The United States Mint in Philadelphia was abuzz with activity last month, more so than ever before on July 24 when it delivered a record 42.44 million coins for circulation.
That hurdled over the old record of 32.28 million coins set in October 2013, and contributed to a strong production month in which 1.33 billion coins were struck for circulation with more than half of them from Philadelphia.
"Beating the old record by over four million coins with the same number of presses was a tremendous achievement," said Joe Falls, Coining Division Manager. "There were many key factors — first and foremost was the dedication and hard work of our employees. But we also had outstanding die life, great blanks from BAU and near-perfect press availability."
Two facilities are responsible for producing all United States coins for commerce, making over 8.3 billion coins through the first seven months of 2014 alone. In addition to the plant in Philadelphia, Pennsylvania, there is the facility in Denver, Colorado.
Both plants are huge, but the Philadelphia Mint has the distinction as the largest coin manufacturing facility in the world.
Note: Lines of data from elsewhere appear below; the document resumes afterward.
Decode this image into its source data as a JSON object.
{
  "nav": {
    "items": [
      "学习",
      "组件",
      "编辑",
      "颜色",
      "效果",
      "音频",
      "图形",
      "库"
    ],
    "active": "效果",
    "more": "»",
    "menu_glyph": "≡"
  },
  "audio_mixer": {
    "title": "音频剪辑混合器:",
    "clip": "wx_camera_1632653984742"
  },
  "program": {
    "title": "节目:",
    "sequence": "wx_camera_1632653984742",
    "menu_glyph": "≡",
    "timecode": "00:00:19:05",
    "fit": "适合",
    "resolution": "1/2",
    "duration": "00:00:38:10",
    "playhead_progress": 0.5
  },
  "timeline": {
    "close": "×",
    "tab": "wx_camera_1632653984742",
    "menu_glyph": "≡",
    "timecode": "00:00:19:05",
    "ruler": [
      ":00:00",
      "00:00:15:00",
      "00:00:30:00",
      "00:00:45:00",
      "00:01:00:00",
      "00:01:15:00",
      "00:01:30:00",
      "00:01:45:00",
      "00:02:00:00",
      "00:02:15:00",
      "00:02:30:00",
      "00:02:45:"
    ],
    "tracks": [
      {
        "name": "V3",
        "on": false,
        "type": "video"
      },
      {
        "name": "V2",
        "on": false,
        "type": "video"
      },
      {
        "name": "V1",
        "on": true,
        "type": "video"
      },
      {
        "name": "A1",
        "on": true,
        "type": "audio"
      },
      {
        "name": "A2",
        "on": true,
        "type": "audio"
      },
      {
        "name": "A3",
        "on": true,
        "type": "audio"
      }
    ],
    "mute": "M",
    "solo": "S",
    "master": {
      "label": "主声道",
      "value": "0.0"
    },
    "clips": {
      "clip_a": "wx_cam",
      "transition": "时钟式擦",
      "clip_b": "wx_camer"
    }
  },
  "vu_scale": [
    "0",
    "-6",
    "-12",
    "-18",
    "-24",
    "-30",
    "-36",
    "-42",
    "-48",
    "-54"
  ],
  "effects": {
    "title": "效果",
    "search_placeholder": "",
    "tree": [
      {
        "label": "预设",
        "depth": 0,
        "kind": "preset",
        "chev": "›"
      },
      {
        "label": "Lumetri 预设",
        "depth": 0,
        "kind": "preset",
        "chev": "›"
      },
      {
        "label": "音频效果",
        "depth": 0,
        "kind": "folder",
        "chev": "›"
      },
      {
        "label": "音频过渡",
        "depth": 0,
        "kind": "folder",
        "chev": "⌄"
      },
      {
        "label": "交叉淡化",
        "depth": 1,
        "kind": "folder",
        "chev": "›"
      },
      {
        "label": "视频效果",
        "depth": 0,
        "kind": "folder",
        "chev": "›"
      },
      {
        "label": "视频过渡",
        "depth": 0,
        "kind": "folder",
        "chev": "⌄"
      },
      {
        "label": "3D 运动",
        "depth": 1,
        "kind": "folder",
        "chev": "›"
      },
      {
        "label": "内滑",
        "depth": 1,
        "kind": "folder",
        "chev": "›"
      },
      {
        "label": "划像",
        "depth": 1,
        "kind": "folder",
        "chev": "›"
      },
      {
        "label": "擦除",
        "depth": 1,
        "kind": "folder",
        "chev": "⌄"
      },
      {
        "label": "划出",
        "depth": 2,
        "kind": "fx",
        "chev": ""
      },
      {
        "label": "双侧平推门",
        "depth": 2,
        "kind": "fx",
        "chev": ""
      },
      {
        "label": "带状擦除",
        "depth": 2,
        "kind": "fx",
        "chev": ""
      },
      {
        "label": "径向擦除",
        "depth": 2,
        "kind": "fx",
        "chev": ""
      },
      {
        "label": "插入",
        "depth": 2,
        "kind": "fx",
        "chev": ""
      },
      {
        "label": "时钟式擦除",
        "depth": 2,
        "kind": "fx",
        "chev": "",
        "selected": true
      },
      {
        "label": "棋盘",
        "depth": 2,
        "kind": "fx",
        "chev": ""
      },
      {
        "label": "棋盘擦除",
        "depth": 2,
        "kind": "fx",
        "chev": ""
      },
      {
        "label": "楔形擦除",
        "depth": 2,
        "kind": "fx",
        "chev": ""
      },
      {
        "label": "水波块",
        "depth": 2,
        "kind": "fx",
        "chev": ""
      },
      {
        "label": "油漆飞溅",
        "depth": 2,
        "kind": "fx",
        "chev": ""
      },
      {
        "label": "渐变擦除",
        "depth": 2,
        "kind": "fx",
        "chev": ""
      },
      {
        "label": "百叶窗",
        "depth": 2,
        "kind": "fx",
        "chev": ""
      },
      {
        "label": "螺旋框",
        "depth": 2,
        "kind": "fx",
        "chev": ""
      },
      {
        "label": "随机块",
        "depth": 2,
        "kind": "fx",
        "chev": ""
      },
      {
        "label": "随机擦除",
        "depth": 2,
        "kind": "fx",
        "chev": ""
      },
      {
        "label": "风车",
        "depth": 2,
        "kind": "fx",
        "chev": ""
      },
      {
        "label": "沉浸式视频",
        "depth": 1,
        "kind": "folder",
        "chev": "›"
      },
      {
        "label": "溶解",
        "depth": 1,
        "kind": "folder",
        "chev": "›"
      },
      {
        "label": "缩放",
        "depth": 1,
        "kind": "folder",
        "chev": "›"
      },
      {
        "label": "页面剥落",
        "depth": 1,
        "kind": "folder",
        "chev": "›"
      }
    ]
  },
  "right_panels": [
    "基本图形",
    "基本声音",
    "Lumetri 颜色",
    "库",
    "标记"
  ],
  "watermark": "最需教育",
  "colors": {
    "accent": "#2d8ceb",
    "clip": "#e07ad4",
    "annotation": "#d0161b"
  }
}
To strike circulation coins, it employs 5 production lines of blanking, annealing and upsetting machines and 9 production lines of 7 coining presses each. It also has a number of other presses for numismatic coins and medals.
While the production of 30 million coins per day is not uncommon at the Philadelphia Mint, making more than 40 million in one day is described by the bureau as "an amazing accomplishment" requiring "every employee, department, machine, part, die, tool, and blank has to be perfect and perform flawlessly."